  • decision research;
  • family planning;
  • fertility preservation;
  • oncofertility;
  • qualitative research;
  • survivorship;
  • theory development

ABSTRACT

Objective

To provide an in-depth description of the decision-making process that women who are diagnosed with cancer undergo as they decide whether to accept or decline fertility cryopreservation.

Design

A qualitative, grounded theory approach.

Setting and Participants

Twenty-seven women (mean age = 29 years) who were diagnosed with cancer and were eligible for egg, embryo, or ovarian tissue cryopreservation were recruited from the Internet and two university centers.

Methods

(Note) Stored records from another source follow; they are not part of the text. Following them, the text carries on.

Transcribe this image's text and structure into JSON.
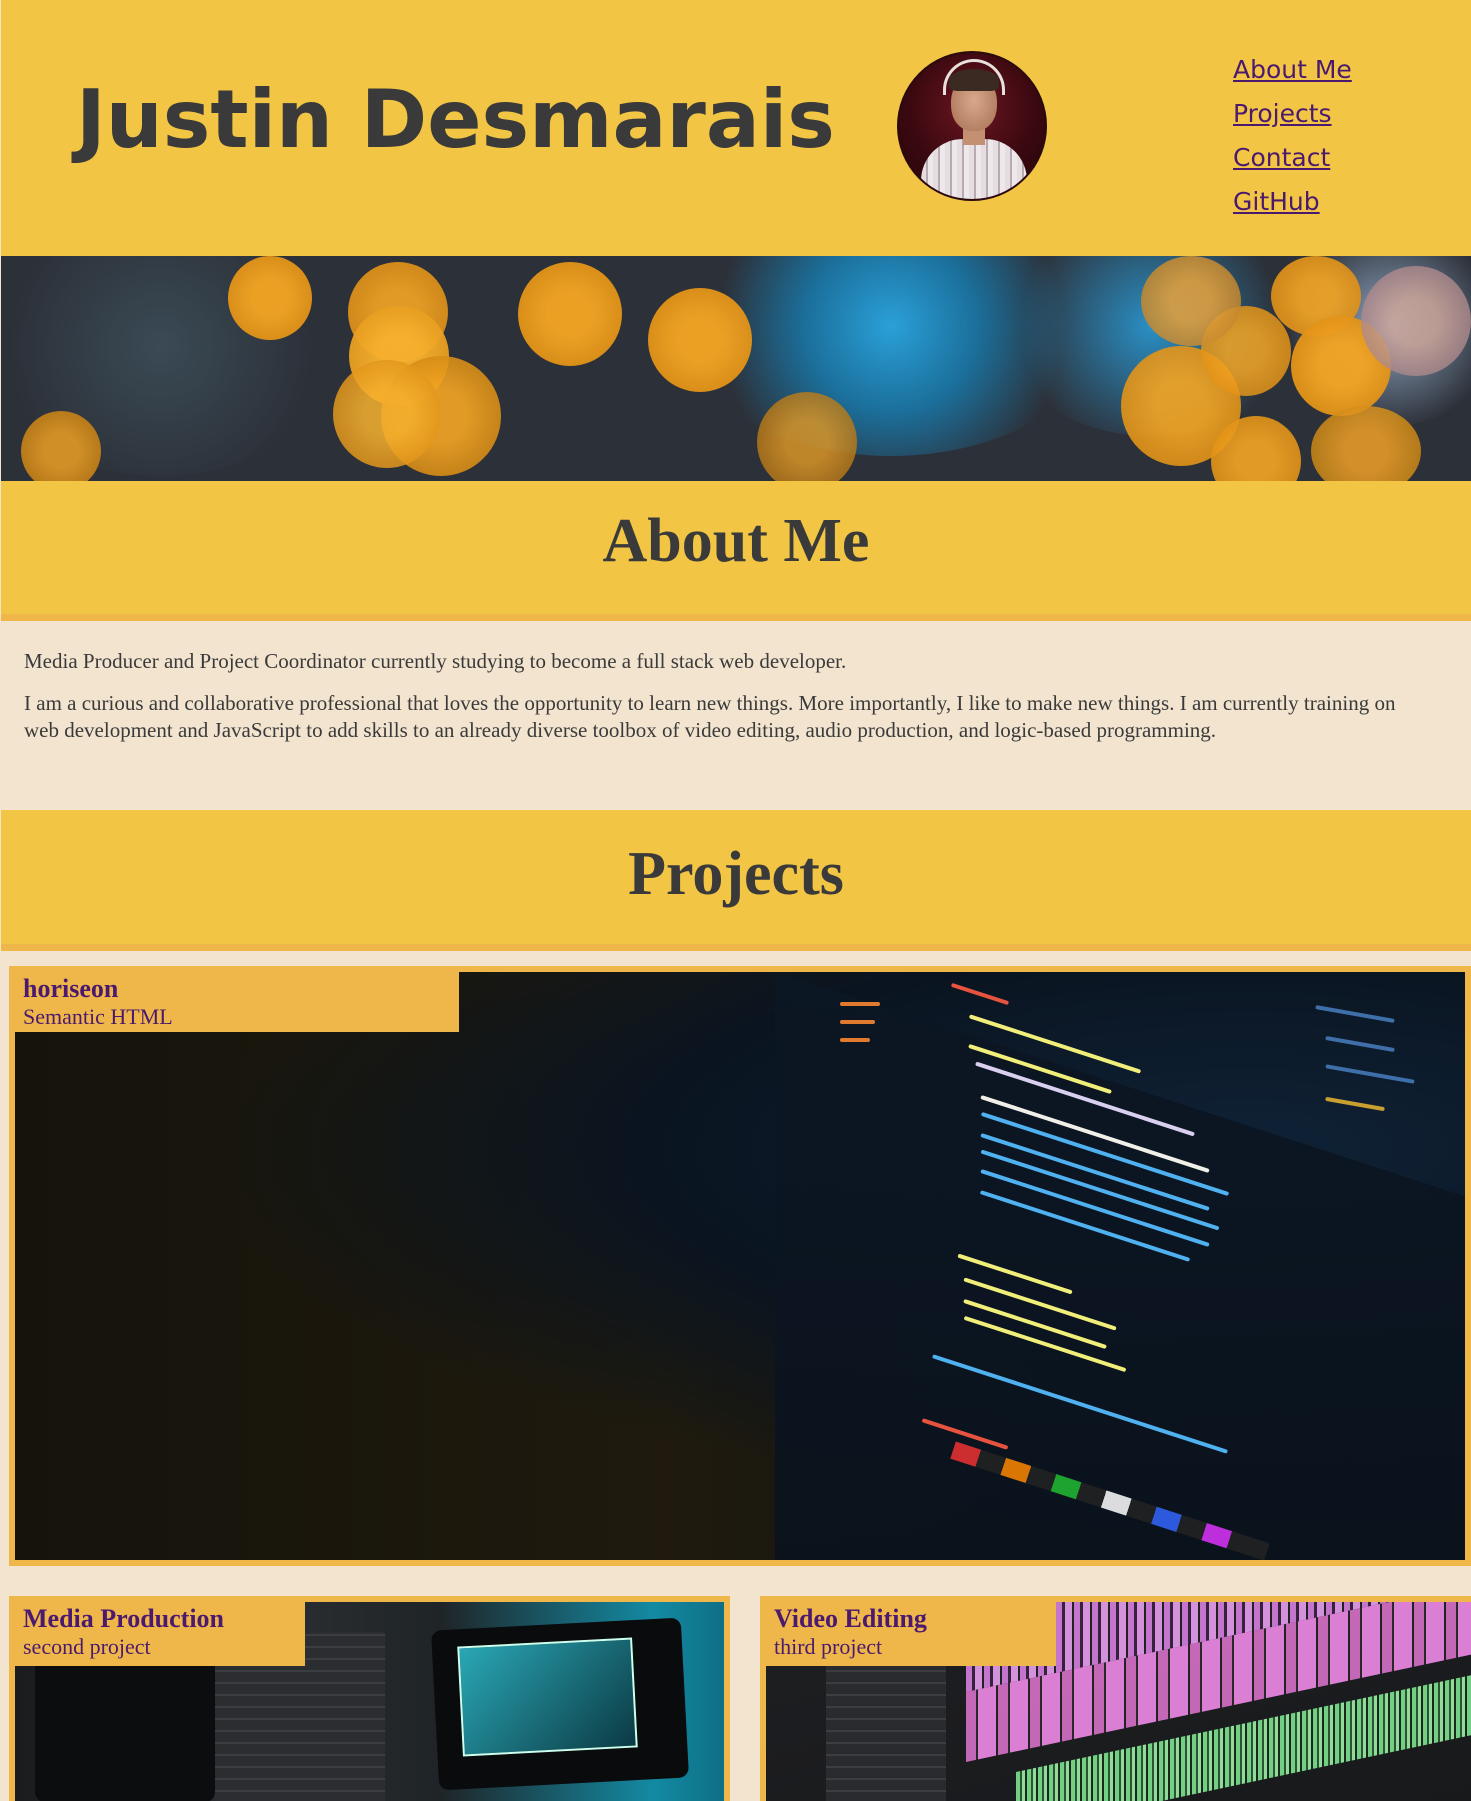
{
  "header": {
    "title": "Justin Desmarais",
    "nav": [
      {
        "label": "About Me"
      },
      {
        "label": "Projects"
      },
      {
        "label": "Contact"
      },
      {
        "label": "GitHub"
      }
    ]
  },
  "about": {
    "heading": "About Me",
    "paragraphs": [
      "Media Producer and Project Coordinator currently studying to become a full stack web developer.",
      "I am a curious and collaborative professional that loves the opportunity to learn new things. More importantly, I like to make new things. I am currently training on web development and JavaScript to add skills to an already diverse toolbox of video editing, audio production, and logic-based programming."
    ]
  },
  "projects": {
    "heading": "Projects",
    "items": [
      {
        "name": "horiseon",
        "subtitle": "Semantic HTML"
      },
      {
        "name": "Media Production",
        "subtitle": "second project"
      },
      {
        "name": "Video Editing",
        "subtitle": "third project"
      }
    ]
  },
  "colors": {
    "header_bg": "#f2c544",
    "card_bg": "#efb74a",
    "link": "#4b1a6e",
    "page_bg": "#f2e4cf",
    "text": "#3a3a3a"
  }
}
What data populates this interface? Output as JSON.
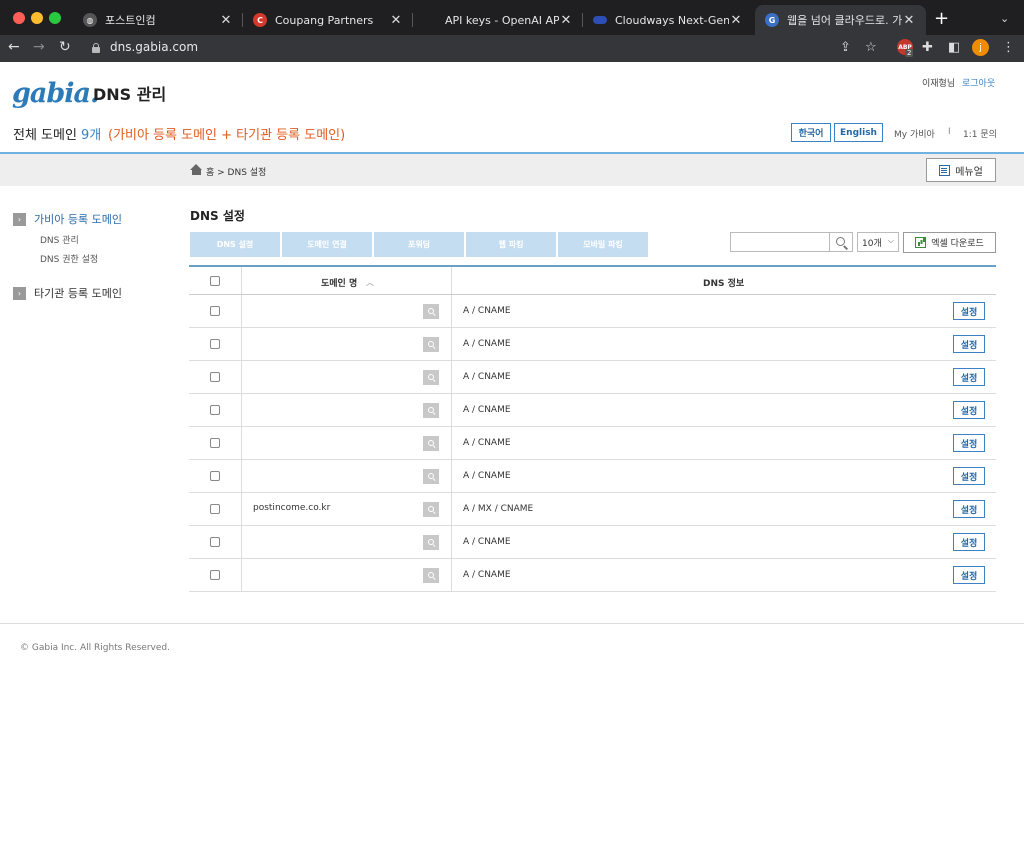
{
  "browser": {
    "tabs": [
      {
        "title": "포스트인컴",
        "fav_color": "#444444",
        "fav_text": ""
      },
      {
        "title": "Coupang Partners",
        "fav_color": "#d0392b",
        "fav_text": "C"
      },
      {
        "title": "API keys - OpenAI API",
        "fav_color": "#1f1f21",
        "fav_text": ""
      },
      {
        "title": "Cloudways Next-Generatio",
        "fav_color": "#2d4fb5",
        "fav_text": ""
      },
      {
        "title": "웹을 넘어 클라우드로. 가비아",
        "fav_color": "#3a6fc4",
        "fav_text": "G"
      }
    ],
    "url": "dns.gabia.com",
    "abp_label": "ABP",
    "abp_count": "2",
    "profile_initial": "j"
  },
  "header": {
    "logo": "gabia.",
    "title": "DNS 관리",
    "user_name": "이재형님",
    "logout": "로그아웃",
    "domain_label": "전체 도메인",
    "domain_count": "9개",
    "domain_desc": "(가비아 등록 도메인 + 타기관 등록 도메인)",
    "lang_korean": "한국어",
    "lang_english": "English",
    "my_gabia": "My 가비아",
    "separator": "I",
    "inquiry": "1:1 문의"
  },
  "breadcrumb": {
    "path": "홈 > DNS 설정",
    "manual": "메뉴얼"
  },
  "sidebar": {
    "groups": [
      {
        "label": "가비아 등록 도메인",
        "active": true,
        "items": [
          "DNS 관리",
          "DNS 권한 설정"
        ]
      },
      {
        "label": "타기관 등록 도메인",
        "active": false,
        "items": []
      }
    ]
  },
  "main": {
    "title": "DNS 설정",
    "actions": [
      "DNS 설정",
      "도메인 연결",
      "포워딩",
      "웹 파킹",
      "모바일 파킹"
    ],
    "search_value": "",
    "per_page": "10개",
    "excel": "엑셀 다운로드",
    "columns": {
      "domain": "도메인 명",
      "dns": "DNS 정보"
    },
    "set_label": "설정",
    "rows": [
      {
        "domain": "",
        "dns": "A / CNAME"
      },
      {
        "domain": "",
        "dns": "A / CNAME"
      },
      {
        "domain": "",
        "dns": "A / CNAME"
      },
      {
        "domain": "",
        "dns": "A / CNAME"
      },
      {
        "domain": "",
        "dns": "A / CNAME"
      },
      {
        "domain": "",
        "dns": "A / CNAME"
      },
      {
        "domain": "postincome.co.kr",
        "dns": "A / MX / CNAME"
      },
      {
        "domain": "",
        "dns": "A / CNAME"
      },
      {
        "domain": "",
        "dns": "A / CNAME"
      }
    ]
  },
  "footer": {
    "copyright": "© Gabia Inc. All Rights Reserved."
  },
  "colors": {
    "accent": "#3a82c4",
    "orange": "#e25b1e",
    "action_button": "#c5ddf0"
  }
}
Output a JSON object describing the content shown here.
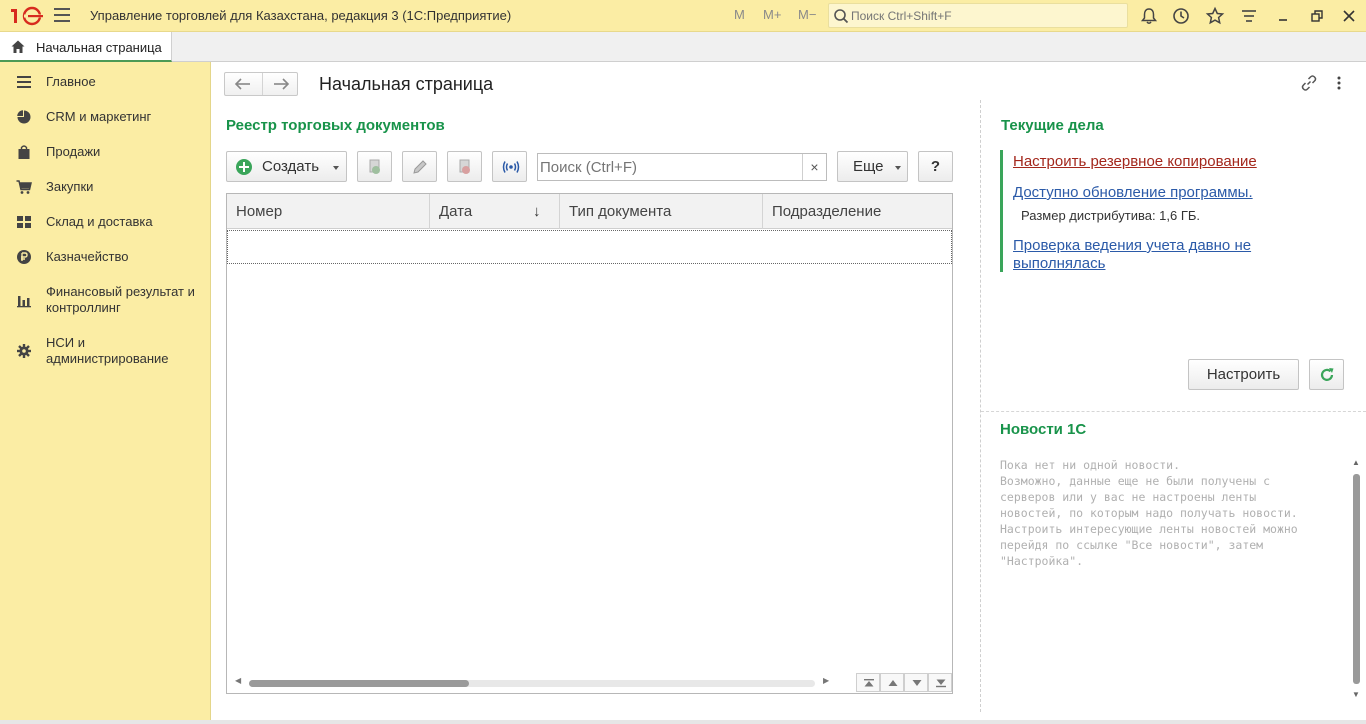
{
  "titlebar": {
    "logo": "1C",
    "title": "Управление торговлей для Казахстана, редакция 3  (1С:Предприятие)",
    "mem_m": "M",
    "mem_mplus": "M+",
    "mem_mminus": "M−",
    "search_placeholder": "Поиск Ctrl+Shift+F",
    "icons": [
      "bell-icon",
      "history-icon",
      "star-icon",
      "settings-icon",
      "minimize-icon",
      "restore-icon",
      "close-icon"
    ]
  },
  "tabbar": {
    "home_tab_label": "Начальная страница"
  },
  "sidebar": {
    "items": [
      {
        "label": "Главное",
        "icon": "menu-icon"
      },
      {
        "label": "CRM и маркетинг",
        "icon": "pie-chart-icon"
      },
      {
        "label": "Продажи",
        "icon": "bag-icon"
      },
      {
        "label": "Закупки",
        "icon": "cart-icon"
      },
      {
        "label": "Склад и доставка",
        "icon": "grid-icon"
      },
      {
        "label": "Казначейство",
        "icon": "currency-icon"
      },
      {
        "label": "Финансовый результат и контроллинг",
        "icon": "bar-chart-icon"
      },
      {
        "label": "НСИ и администрирование",
        "icon": "gear-icon"
      }
    ]
  },
  "main": {
    "page_title": "Начальная страница",
    "registry": {
      "title": "Реестр торговых документов",
      "create_label": "Создать",
      "search_placeholder": "Поиск (Ctrl+F)",
      "clear_label": "×",
      "more_label": "Еще",
      "help_label": "?",
      "columns": [
        "Номер",
        "Дата",
        "Тип документа",
        "Подразделение"
      ],
      "sort_indicator": "↓"
    },
    "tasks": {
      "title": "Текущие дела",
      "items": [
        {
          "label": "Настроить резервное копирование",
          "color": "#a3271c"
        },
        {
          "label": "Доступно обновление программы.",
          "color": "#2b5aa8"
        },
        {
          "label": "Проверка ведения учета давно не выполнялась",
          "color": "#2b5aa8"
        }
      ],
      "note": "Размер дистрибутива: 1,6 ГБ.",
      "setup_label": "Настроить"
    },
    "news": {
      "title": "Новости 1С",
      "text": "Пока нет ни одной новости.\nВозможно, данные еще не были получены с\nсерверов или у вас не настроены ленты\nновостей, по которым надо получать новости.\nНастроить интересующие ленты новостей можно\nперейдя по ссылке \"Все новости\", затем\n\"Настройка\"."
    }
  },
  "colors": {
    "accent_green": "#18934a",
    "sidebar_bg": "#fbeda4",
    "link_red": "#a3271c",
    "link_blue": "#2b5aa8"
  }
}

Each woman participated in a semistructured interview by phone (n = 21) or e-mail (n = 6). Data were analyzed using the constant-comparative method to inductively ascertain the women's decision-making process. NVivo 8 software was used to assist with data retrieval and analysis.

Results

The decision-making process consists of four major phases that women experience to actively formulate a decision: identify, contemplate, resolve, and engage. In the identify phase, women acquire knowledge and experience a “double hit” scenario that is often devastating. Within the contemplate phase, five interrelated dimensions emerged including constructing and/or endorsing preferences and values and undergoing decisional debriefing sessions. A decision is reached in the resolve phase and carried out in the engage phase. Among the participants, 14 declined fertility cryopreservation and 13 accepted egg and/or embryo cryopreservation.

Conclusion

The descriptive theoretical framework clarifies the underlying processes that women with cancer undergo to decide about fertility cryopreservation. Quality of care for women with cancer can be improved by implementing appropriately timed information and tailored developmental and contextual counseling to support decision making.